Our first ever DVD review comes from Sir Lunchbox, who tackles the complex imagination of Darren Aronofsky…
Requiem For A Dream having been my second favorite movie of last year (right behind Quills), I was obviously very excited for the DVD release of this film. What I got when it finally saw release was even better than I had hoped.
Adapted by director Darren Aronofsky and author Hubert Selby Jr. from the latter’s book of the same name, Requiem’s atmosphere is as harrowing as the journeys of addiction faced by the characters within. Backlit by an exceptionally haunting score by Clint Mansell and the Kronos Quartet, the film takes you on a visually stunning journey of addiction, be it to diet pills or heroin.
From the look of the disc itself (an image of a televisions color bars), to the foldout poster included (featuring snapshots from the movie, quotes, Darren Aronofsky’s forward to the novel, and an introduction by the idiot that runs Ain’t It Cool News), to the menus and extras, Requiem is a wonderful DVD experience. I’m not going to go into specifics in regards to the sound and video quality, as with the absolute shite I have for equipment, it really wouldn’t make too too much of a difference, but I will go into specifics on the extra features.
First off we have the menus, and MAN are they incredible. Perhaps to one who has not seen the film, they may not make a whole lot of sense, but the infomercial stylings of the menus are absolutely perfect for the DVD. The first of the featurettes on the disc is “The Making of Requiem for a Dream” a very unconventional behind the scenes documentary. Instead of narration and interviews a la HBO First Look, Requiem’s documentary is actually just home video footage spliced together with commentary recorded over by Aronofsky. Unfortunately do to the home video nature of the footage, most dialogue is very difficult to hear, but the commentary track clears all that up. Adding to the unconventionality of the documentary is the incredibly abrupt ending.
Up next we’ve got the short “Anatomy of a Scene” TV Spot which provides some more behind the scenes details on some of the shooting. The next (and final) featurette is “Memories, Dreams And Addictions,” an interview of Requiem’s author and co-screenwriter Hubert Selby Jr. conducted by Ellen Burstyn. While having very little to do with the movie itself, the interview sheds a lot of light on the life of Selby and his reasons for righting Requiem.

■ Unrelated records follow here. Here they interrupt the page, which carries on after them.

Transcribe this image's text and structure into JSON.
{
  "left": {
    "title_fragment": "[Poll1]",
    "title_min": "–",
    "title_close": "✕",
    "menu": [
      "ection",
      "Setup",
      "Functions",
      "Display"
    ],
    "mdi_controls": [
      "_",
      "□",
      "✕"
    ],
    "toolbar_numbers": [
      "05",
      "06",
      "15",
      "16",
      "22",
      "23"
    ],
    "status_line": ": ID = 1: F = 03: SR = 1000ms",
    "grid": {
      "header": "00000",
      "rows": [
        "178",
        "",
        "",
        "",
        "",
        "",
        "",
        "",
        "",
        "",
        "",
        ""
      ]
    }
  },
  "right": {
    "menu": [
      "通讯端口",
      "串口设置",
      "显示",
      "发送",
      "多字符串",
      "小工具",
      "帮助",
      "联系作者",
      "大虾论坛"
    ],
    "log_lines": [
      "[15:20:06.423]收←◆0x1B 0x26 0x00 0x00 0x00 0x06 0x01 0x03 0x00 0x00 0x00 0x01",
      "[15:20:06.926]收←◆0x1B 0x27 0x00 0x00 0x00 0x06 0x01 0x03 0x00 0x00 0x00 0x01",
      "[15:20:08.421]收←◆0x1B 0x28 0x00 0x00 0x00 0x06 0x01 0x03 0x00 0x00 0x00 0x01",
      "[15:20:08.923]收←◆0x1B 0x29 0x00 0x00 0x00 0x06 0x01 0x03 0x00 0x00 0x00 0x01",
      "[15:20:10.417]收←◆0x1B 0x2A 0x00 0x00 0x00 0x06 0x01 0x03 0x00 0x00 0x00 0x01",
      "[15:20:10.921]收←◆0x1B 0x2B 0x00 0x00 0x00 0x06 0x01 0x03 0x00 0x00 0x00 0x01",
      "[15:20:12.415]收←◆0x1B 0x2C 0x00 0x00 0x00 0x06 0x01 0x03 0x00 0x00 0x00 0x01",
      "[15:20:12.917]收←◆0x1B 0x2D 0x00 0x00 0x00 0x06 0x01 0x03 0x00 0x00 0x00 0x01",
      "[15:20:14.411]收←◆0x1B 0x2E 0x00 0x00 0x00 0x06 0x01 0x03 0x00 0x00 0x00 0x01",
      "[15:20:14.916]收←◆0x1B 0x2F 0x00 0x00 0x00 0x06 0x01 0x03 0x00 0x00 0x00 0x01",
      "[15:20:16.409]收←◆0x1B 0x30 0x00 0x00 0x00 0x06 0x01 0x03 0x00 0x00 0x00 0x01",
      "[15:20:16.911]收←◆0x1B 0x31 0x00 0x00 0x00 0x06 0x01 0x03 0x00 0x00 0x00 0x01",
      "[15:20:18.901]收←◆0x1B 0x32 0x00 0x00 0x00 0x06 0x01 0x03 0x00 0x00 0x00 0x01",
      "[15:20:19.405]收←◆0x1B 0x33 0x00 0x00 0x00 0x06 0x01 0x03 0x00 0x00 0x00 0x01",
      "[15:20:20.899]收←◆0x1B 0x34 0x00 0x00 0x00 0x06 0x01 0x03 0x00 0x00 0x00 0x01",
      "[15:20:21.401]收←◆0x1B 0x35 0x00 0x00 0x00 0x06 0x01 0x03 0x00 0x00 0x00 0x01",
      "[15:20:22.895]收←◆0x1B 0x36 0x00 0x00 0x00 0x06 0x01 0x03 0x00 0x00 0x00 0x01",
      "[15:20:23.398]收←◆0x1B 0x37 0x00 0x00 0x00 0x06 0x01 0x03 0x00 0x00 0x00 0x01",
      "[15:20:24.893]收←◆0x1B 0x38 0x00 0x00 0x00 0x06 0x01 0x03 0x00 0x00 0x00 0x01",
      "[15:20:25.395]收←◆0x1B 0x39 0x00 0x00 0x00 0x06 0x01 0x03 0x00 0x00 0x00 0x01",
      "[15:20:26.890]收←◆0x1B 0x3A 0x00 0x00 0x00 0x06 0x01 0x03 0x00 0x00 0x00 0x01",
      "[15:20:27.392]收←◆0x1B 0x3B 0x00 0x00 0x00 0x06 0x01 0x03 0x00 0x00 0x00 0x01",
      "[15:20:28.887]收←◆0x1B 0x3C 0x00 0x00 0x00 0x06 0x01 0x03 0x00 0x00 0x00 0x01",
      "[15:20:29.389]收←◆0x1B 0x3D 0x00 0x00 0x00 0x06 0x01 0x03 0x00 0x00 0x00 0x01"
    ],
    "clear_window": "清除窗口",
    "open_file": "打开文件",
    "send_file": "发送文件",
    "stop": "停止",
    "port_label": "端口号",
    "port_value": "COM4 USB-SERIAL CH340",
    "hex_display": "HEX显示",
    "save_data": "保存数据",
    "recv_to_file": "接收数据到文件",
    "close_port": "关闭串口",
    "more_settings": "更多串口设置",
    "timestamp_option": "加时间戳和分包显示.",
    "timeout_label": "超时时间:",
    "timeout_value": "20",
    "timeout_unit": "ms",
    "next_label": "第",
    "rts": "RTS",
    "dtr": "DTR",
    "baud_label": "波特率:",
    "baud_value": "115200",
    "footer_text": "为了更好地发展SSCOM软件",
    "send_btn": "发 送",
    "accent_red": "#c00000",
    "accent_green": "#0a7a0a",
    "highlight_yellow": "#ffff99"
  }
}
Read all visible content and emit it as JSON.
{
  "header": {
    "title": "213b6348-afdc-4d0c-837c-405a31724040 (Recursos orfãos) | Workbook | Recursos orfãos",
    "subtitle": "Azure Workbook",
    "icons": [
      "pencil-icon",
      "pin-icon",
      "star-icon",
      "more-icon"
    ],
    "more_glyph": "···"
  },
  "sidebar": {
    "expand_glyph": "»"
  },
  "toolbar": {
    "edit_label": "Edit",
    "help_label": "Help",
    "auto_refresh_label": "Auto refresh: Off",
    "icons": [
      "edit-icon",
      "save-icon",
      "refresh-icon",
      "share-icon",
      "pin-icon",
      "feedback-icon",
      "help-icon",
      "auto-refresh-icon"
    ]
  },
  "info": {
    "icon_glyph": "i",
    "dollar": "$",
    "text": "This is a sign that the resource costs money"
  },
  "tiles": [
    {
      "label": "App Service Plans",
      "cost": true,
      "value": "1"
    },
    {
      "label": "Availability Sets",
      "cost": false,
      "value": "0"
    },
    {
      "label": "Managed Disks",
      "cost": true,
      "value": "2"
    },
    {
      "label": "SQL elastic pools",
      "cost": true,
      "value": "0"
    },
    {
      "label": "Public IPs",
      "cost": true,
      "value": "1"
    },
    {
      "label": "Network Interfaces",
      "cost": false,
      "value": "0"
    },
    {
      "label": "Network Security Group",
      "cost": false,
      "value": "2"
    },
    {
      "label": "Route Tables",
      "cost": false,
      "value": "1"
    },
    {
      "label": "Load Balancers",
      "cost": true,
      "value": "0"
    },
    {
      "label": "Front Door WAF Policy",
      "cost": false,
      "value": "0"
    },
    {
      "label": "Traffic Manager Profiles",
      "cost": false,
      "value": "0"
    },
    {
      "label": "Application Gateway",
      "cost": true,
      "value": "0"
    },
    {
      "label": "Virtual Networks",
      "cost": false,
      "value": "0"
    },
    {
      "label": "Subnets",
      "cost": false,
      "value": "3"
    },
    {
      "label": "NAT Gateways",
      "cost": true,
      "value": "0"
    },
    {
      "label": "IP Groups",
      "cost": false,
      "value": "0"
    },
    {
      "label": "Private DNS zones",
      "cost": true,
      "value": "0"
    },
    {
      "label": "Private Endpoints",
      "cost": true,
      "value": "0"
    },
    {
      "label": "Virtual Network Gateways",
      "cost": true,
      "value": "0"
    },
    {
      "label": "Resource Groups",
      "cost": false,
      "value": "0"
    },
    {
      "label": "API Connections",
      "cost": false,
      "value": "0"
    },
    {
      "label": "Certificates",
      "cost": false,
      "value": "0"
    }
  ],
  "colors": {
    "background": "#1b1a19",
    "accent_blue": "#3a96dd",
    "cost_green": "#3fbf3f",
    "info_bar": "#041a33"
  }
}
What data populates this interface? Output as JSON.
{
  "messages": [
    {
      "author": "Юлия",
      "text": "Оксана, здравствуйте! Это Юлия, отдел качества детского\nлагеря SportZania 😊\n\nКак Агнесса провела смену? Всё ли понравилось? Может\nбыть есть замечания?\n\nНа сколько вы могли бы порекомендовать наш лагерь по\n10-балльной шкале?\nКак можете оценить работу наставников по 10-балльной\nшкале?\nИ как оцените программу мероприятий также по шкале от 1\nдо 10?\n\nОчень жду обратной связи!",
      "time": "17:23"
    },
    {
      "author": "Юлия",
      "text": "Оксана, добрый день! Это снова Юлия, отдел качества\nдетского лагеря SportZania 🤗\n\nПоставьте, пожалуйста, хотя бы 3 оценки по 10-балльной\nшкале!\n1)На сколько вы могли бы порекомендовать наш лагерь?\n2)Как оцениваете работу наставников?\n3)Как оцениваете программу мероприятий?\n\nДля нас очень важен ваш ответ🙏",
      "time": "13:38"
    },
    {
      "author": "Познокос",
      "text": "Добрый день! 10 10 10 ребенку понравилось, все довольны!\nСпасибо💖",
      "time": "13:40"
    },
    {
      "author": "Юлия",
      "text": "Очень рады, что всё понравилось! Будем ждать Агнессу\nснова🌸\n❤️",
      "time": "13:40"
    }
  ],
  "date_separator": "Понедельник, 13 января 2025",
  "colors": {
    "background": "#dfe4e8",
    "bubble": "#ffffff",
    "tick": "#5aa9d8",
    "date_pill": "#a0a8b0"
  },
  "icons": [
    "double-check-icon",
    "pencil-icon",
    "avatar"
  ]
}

Aside from the featurettes we have the pretty standard extras. Starting with the deleted scenes, which were excised for great reason, and are mostly not anything you’d watch again, except perhaps the outtake of Marlon Wayans doing his Jar Jar Binks impersonation, or the extended version of the Hubert Selby Jr.’s scene in the film. The optional commentary track for the deleted scenes provides us with Aronofsky’s opinions on the cuts. The theatrical trailers and TV spots are also included here, and were of great interest to me, as I’d never seen any of them before (or after) seeing the film. The cast and crew information provides just that – information. Short biographies and filmographies are provided for the principle cast.
I’ve yet to watch the film with the second commentary track (Director of Photography Matthew Libatique), but found Aronofsky’s commentary to be quite insightful, if somewhat dry. Being as how it is hard for a single commentator to remain interesting for the length of a feature, I say Aronofsky has done a commendable job. This DVD is definitely worth checking out if you are even the slightest fan of cinema, if not for the movie than for Burstyn’s performance alone (She was robbed of the Oscar by Ms. Julia “can’t act” Roberts and her hype machine).